The Life of Louis Brandeis
By any measure, Louis Brandeis was a mountain of a man. One of the country’s preeminent lawyers, a reformer during the Progressive era, a leader of the Zionist movement and perhaps the most influential Supreme Court justice in history, Brandeis lived a life that profoundly impacts the world even today.
Capturing the true essence of a man as complex as Brandeis in a singular, definitive biography is not easy. Yet through diligent research and a thirst to understand the man and his work, Melvin Urofsky, a historian in residence at American University, deftly accomplishes that in his new book, Louis Brandeis: A Life.
“He demonstrates, deploying a Brandeisian array of factual material, why Brandeis still matters, nearly 70 years after his death,” famed attorney Alan Dershowitz wrote in a glowing review in the New York Times Book Review on Sept. 27. The Harvard professor declared the biography “monumental, authoritative, and appreciative.”
Satisfying words, undoubtedly, to Urofsky, who first delved into the world of Brandeis as a graduate student at Columbia University nearly a half-century ago.
“I had a potential dissertation topic involving him, but as it turned out there wasn’t enough material to support it,” he said. “But I got into his papers, and was fascinated by what I found.”
In 1965, Urofsky and a colleague won a prestigious three-year grant from the National Endowment for the Humanities to edit Brandeis’s letters. With the blessing of the jurist’s daughters and the University of Louisville Law School, where they were housed, he worked on what would become seven volumes of treasured text.

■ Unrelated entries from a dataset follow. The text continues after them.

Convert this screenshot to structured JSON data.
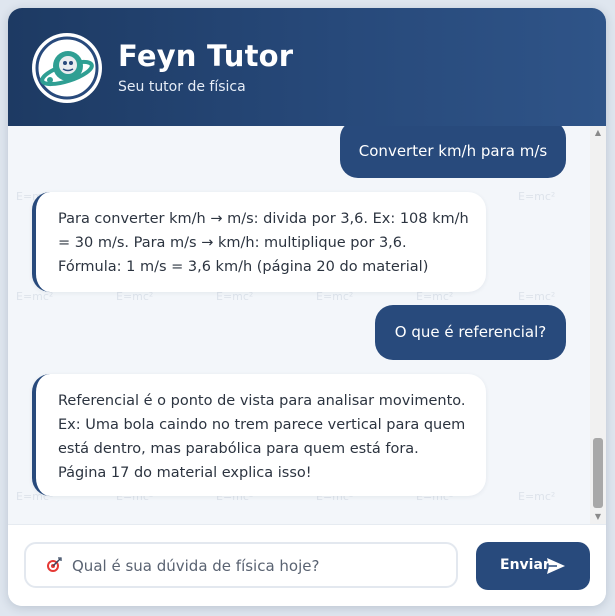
{
  "header": {
    "title": "Feyn Tutor",
    "subtitle": "Seu tutor de física",
    "avatar_icon": "astronaut-planet-icon"
  },
  "colors": {
    "header_dark": "#1d3a63",
    "accent": "#284a7c",
    "chat_background": "#f3f6fa",
    "watermark": "#dde3eb"
  },
  "chat": {
    "watermark_text": "E=mc²",
    "messages": [
      {
        "role": "user",
        "text": "Converter km/h para m/s"
      },
      {
        "role": "bot",
        "lines": [
          "Para converter km/h → m/s: divida por 3,6. Ex: 108 km/h",
          "= 30 m/s. Para m/s → km/h: multiplique por 3,6.",
          "Fórmula: 1 m/s = 3,6 km/h (página 20 do material)"
        ]
      },
      {
        "role": "user",
        "text": "O que é referencial?"
      },
      {
        "role": "bot",
        "lines": [
          "Referencial é o ponto de vista para analisar movimento.",
          "Ex: Uma bola caindo no trem parece vertical para quem",
          "está dentro, mas parabólica para quem está fora.",
          "Página 17 do material explica isso!"
        ]
      }
    ]
  },
  "composer": {
    "icon": "target-icon",
    "placeholder": "Qual é sua dúvida de física hoje?",
    "value": "",
    "send_label": "Enviar",
    "send_icon": "send-arrow-icon"
  }
}
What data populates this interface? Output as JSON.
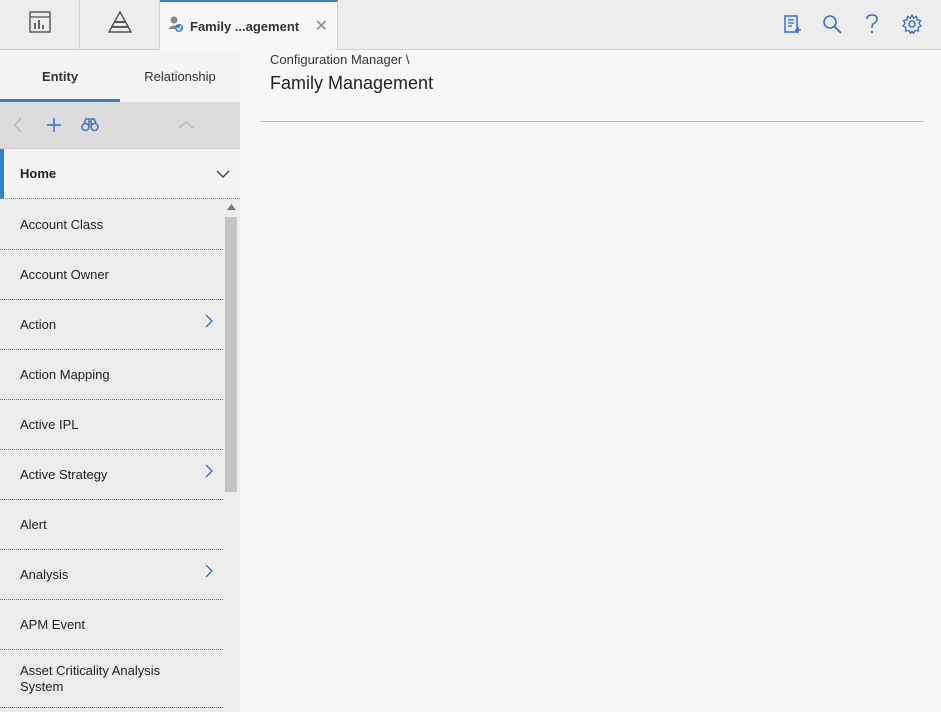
{
  "app": {
    "open_tab": {
      "label": "Family ...agement",
      "close_glyph": "✕",
      "icon": "family-management-icon"
    },
    "toolbar_icons": [
      "dashboard-icon",
      "pyramid-icon",
      "clipboard-add-icon",
      "search-icon",
      "help-icon",
      "gear-icon"
    ]
  },
  "sidebar": {
    "subtabs": [
      {
        "label": "Entity",
        "active": true
      },
      {
        "label": "Relationship",
        "active": false
      }
    ],
    "home": {
      "label": "Home"
    },
    "items": [
      {
        "label": "Account Class",
        "has_children": false
      },
      {
        "label": "Account Owner",
        "has_children": false
      },
      {
        "label": "Action",
        "has_children": true
      },
      {
        "label": "Action Mapping",
        "has_children": false
      },
      {
        "label": "Active IPL",
        "has_children": false
      },
      {
        "label": "Active Strategy",
        "has_children": true
      },
      {
        "label": "Alert",
        "has_children": false
      },
      {
        "label": "Analysis",
        "has_children": true
      },
      {
        "label": "APM Event",
        "has_children": false
      },
      {
        "label": "Asset Criticality Analysis System",
        "has_children": false
      }
    ]
  },
  "main": {
    "breadcrumb": "Configuration Manager \\",
    "title": "Family Management"
  },
  "colors": {
    "accent": "#3b82c4",
    "icon_blue": "#3b6fc4"
  }
}
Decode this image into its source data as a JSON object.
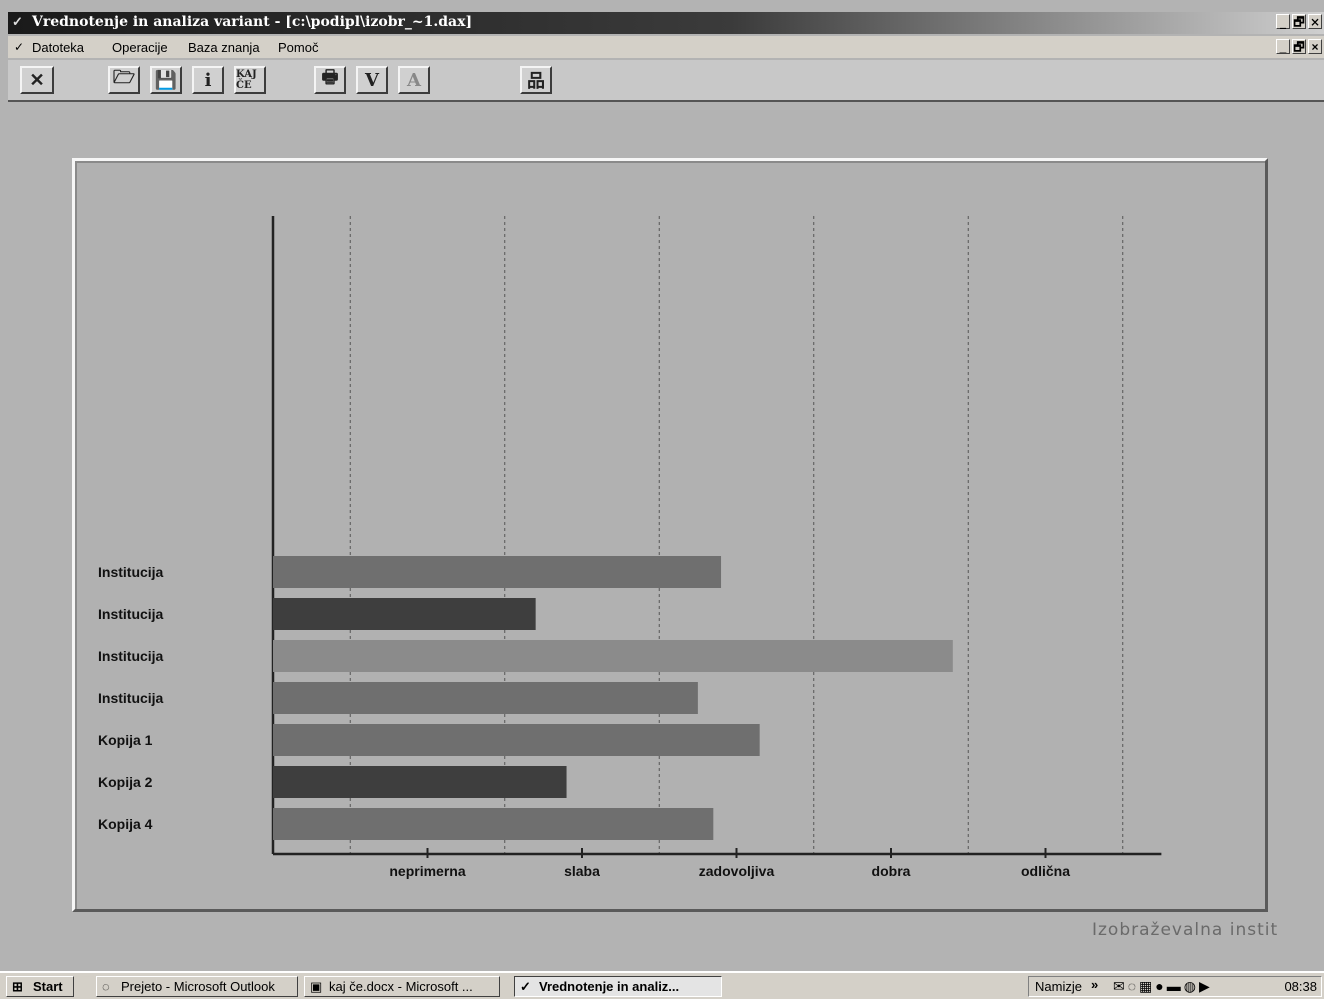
{
  "window": {
    "title": "Vrednotenje in analiza variant - [c:\\podipl\\izobr_~1.dax]",
    "controls": [
      "_",
      "🗗",
      "×"
    ]
  },
  "menubar": {
    "items": [
      "Datoteka",
      "Operacije",
      "Baza znanja",
      "Pomoč"
    ]
  },
  "toolbar": {
    "buttons": [
      {
        "name": "close-doc",
        "glyph": "✕",
        "icon": "close-icon"
      },
      {
        "name": "open",
        "glyph": "🗁",
        "icon": "open-folder-icon"
      },
      {
        "name": "save",
        "glyph": "💾",
        "icon": "save-icon"
      },
      {
        "name": "info",
        "glyph": "i",
        "icon": "info-icon"
      },
      {
        "name": "kaj-ce",
        "glyph": "KAJ ČE",
        "icon": "kaj-ce-icon"
      },
      {
        "name": "print",
        "glyph": "🖶",
        "icon": "print-icon"
      },
      {
        "name": "v",
        "glyph": "V",
        "icon": "v-icon"
      },
      {
        "name": "a",
        "glyph": "A",
        "icon": "a-icon"
      },
      {
        "name": "tree",
        "glyph": "品",
        "icon": "tree-icon"
      }
    ]
  },
  "chart_data": {
    "type": "bar",
    "orientation": "horizontal",
    "categories": [
      "Institucija",
      "Institucija",
      "Institucija",
      "Institucija",
      "Kopija 1",
      "Kopija 2",
      "Kopija 4"
    ],
    "values": [
      2.9,
      1.7,
      4.4,
      2.75,
      3.15,
      1.9,
      2.85
    ],
    "x_tick_labels": [
      "neprimerna",
      "slaba",
      "zadovoljiva",
      "dobra",
      "odlična"
    ],
    "xlim": [
      0,
      5.75
    ],
    "grid": true,
    "legend": "none",
    "bar_colors": [
      "#6f6f6f",
      "#3e3e3e",
      "#8b8b8b",
      "#6f6f6f",
      "#6f6f6f",
      "#3e3e3e",
      "#6f6f6f"
    ]
  },
  "caption": "Izobraževalna instit",
  "taskbar": {
    "start_label": "Start",
    "tasks": [
      {
        "label": "Prejeto - Microsoft Outlook",
        "active": false
      },
      {
        "label": "kaj če.docx - Microsoft ...",
        "active": false
      },
      {
        "label": "Vrednotenje in analiz...",
        "active": true
      }
    ],
    "desktop_label": "Namizje",
    "clock": "08:38"
  }
}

The publication of the letters led to a handful of Brandeis biographies in the ensuing years, but Urofsky’s is the first since the 1980s.
“I had a different take on him in terms of his having four intermeshed careers,” said Urofsky, a professor of law and public policy at Virginia Commonwealth University. “Yet the careers all intersect. One of his law clerks once told me that Brandeis had a ‘mind of one piece.’”
In the book, Urofsky explores Brandeis’s roots as the son of Czech-Jewish immigrants, his lucrative career as an attorney (in the late 1800s he made $50,000 a year—roughly equivalent to $900,000 today—when most lawyers were making less than $5,000), his championing of the state of Israel, and his career on the bench.
“Idealism often conjures up the image of nad’veté, of a romantic and impractical quixotism; none of these words apply to Brandeis,” Urofsky writes. “No one could have accomplished what he did in the legal profession, as a reformer, as a Zionist leader, and as a Supreme Court justice without being tough and realistic. He did not tilt at windmills nor see the world through rose-colored glasses. Rather, as he once told his daughter, he believed life to be hard.
“What set Louis Brandeis apart, what makes his life so interesting both then and now, is how he wedded this idealism to pragmatism.”
A prime example of this, Urofsky said, is Brandeis’s involvement in the Zionist movement.
“Zionism is an extremely idealistic movement,” he said. “Brandeis admitted he was drawn to it by the ideal of rebuilding a society based on the teachings of the prophets on justice and equality. When he goes over there though, he sees that before you can build anything here, you have to clear the swamps and get rid of malaria, that’s the pragmatic part.”
The book contains insights into Brandeis’s private life as well. He was a private man who destroyed much of his personal correspondence, however, Urofsky did receive from Brandeis’s granddaughter letters he wrote to his fiancée, Alice.
“He could be, to people who didn’t know him well, cold and austere,” Urofsky said. “He was an extremely efficient man who did not like to waste time. On the other hand, to people who knew him well, he was a good friend. He couldn’t tell a joke, but he liked jokes. He started laughing before he could tell the punch line.”
An athletic man, Brandeis canoed well into his 80s, and only gave up horseback riding when the influx of automobiles in Washington made the activity too dangerous.
“He took all of August off every year,” Urofsky said. “He once said he could do 12 months worth of work in 11, but not in 12.”
Wise words from a man who spoke many throughout his life. His dissent in Olmsted v. United States ultimately was adopted as a constitutional right to privacy, and his opinion in Whitney vs. California is hailed by many as the strongest defense of free speech in history.
“In his life and his work, he was always the idealistic pragmatist,” Urofsky writes in Brandeis, one of the Economist’s best books of 2009. “One whose faith in time remained great.”